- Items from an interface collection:
————————

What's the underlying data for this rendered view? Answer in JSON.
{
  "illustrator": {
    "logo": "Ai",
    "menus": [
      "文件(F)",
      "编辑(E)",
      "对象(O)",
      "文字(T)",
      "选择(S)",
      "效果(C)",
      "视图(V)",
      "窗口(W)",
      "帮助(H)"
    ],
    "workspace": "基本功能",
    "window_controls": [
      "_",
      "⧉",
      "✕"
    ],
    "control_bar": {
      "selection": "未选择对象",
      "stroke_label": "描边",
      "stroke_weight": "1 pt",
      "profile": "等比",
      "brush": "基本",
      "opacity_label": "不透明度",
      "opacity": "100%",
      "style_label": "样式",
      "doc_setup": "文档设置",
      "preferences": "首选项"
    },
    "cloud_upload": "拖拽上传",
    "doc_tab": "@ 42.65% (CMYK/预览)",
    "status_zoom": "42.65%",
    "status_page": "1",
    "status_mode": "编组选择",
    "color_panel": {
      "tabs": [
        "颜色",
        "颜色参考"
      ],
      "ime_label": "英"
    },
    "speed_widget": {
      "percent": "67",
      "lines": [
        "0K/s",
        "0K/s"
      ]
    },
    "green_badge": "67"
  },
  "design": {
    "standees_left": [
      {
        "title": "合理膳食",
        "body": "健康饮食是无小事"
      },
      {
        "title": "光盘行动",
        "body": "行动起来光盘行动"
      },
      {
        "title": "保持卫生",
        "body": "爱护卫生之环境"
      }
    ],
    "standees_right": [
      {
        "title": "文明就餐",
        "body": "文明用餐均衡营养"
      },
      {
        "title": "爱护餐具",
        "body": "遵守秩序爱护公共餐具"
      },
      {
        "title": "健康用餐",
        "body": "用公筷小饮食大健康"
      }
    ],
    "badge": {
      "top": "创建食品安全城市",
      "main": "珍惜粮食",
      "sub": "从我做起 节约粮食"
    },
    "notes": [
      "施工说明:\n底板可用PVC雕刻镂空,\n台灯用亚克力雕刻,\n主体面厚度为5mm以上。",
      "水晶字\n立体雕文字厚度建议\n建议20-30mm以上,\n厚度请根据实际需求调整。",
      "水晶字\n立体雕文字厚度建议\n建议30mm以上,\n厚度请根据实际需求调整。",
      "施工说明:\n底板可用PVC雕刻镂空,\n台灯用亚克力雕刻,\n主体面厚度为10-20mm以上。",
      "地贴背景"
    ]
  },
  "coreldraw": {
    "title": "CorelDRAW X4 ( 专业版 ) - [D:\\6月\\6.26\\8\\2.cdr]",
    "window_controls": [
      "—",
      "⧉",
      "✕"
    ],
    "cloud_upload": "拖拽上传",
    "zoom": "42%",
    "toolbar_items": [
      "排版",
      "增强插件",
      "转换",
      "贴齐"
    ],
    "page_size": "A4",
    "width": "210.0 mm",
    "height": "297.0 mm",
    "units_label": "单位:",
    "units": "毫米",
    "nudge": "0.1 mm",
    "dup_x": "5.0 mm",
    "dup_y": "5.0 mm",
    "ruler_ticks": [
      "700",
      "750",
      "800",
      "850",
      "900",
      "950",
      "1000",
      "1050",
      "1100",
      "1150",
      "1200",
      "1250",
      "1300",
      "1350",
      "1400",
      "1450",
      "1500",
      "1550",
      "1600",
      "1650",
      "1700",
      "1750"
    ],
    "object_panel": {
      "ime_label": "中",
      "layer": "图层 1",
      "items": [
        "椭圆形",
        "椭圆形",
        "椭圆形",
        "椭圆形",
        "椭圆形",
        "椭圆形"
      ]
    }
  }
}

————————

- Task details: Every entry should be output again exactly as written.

- Answer section:
What's the underlying data for this rendered view? Answer in JSON.
{
  "illustrator": {
    "logo": "Ai",
    "menus": [
      "文件(F)",
      "编辑(E)",
      "对象(O)",
      "文字(T)",
      "选择(S)",
      "效果(C)",
      "视图(V)",
      "窗口(W)",
      "帮助(H)"
    ],
    "workspace": "基本功能",
    "window_controls": [
      "_",
      "⧉",
      "✕"
    ],
    "control_bar": {
      "selection": "未选择对象",
      "stroke_label": "描边",
      "stroke_weight": "1 pt",
      "profile": "等比",
      "brush": "基本",
      "opacity_label": "不透明度",
      "opacity": "100%",
      "style_label": "样式",
      "doc_setup": "文档设置",
      "preferences": "首选项"
    },
    "cloud_upload": "拖拽上传",
    "doc_tab": "@ 42.65% (CMYK/预览)",
    "status_zoom": "42.65%",
    "status_page": "1",
    "status_mode": "编组选择",
    "color_panel": {
      "tabs": [
        "颜色",
        "颜色参考"
      ],
      "ime_label": "英"
    },
    "speed_widget": {
      "percent": "67",
      "lines": [
        "0K/s",
        "0K/s"
      ]
    },
    "green_badge": "67"
  },
  "design": {
    "standees_left": [
      {
        "title": "合理膳食",
        "body": "健康饮食是无小事"
      },
      {
        "title": "光盘行动",
        "body": "行动起来光盘行动"
      },
      {
        "title": "保持卫生",
        "body": "爱护卫生之环境"
      }
    ],
    "standees_right": [
      {
        "title": "文明就餐",
        "body": "文明用餐均衡营养"
      },
      {
        "title": "爱护餐具",
        "body": "遵守秩序爱护公共餐具"
      },
      {
        "title": "健康用餐",
        "body": "用公筷小饮食大健康"
      }
    ],
    "badge": {
      "top": "创建食品安全城市",
      "main": "珍惜粮食",
      "sub": "从我做起 节约粮食"
    },
    "notes": [
      "施工说明:\n底板可用PVC雕刻镂空,\n台灯用亚克力雕刻,\n主体面厚度为5mm以上。",
      "水晶字\n立体雕文字厚度建议\n建议20-30mm以上,\n厚度请根据实际需求调整。",
      "水晶字\n立体雕文字厚度建议\n建议30mm以上,\n厚度请根据实际需求调整。",
      "施工说明:\n底板可用PVC雕刻镂空,\n台灯用亚克力雕刻,\n主体面厚度为10-20mm以上。",
      "地贴背景"
    ]
  },
  "coreldraw": {
    "title": "CorelDRAW X4 ( 专业版 ) - [D:\\6月\\6.26\\8\\2.cdr]",
    "window_controls": [
      "—",
      "⧉",
      "✕"
    ],
    "cloud_upload": "拖拽上传",
    "zoom": "42%",
    "toolbar_items": [
      "排版",
      "增强插件",
      "转换",
      "贴齐"
    ],
    "page_size": "A4",
    "width": "210.0 mm",
    "height": "297.0 mm",
    "units_label": "单位:",
    "units": "毫米",
    "nudge": "0.1 mm",
    "dup_x": "5.0 mm",
    "dup_y": "5.0 mm",
    "ruler_ticks": [
      "700",
      "750",
      "800",
      "850",
      "900",
      "950",
      "1000",
      "1050",
      "1100",
      "1150",
      "1200",
      "1250",
      "1300",
      "1350",
      "1400",
      "1450",
      "1500",
      "1550",
      "1600",
      "1650",
      "1700",
      "1750"
    ],
    "object_panel": {
      "ime_label": "中",
      "layer": "图层 1",
      "items": [
        "椭圆形",
        "椭圆形",
        "椭圆形",
        "椭圆形",
        "椭圆形",
        "椭圆形"
      ]
    }
  }
}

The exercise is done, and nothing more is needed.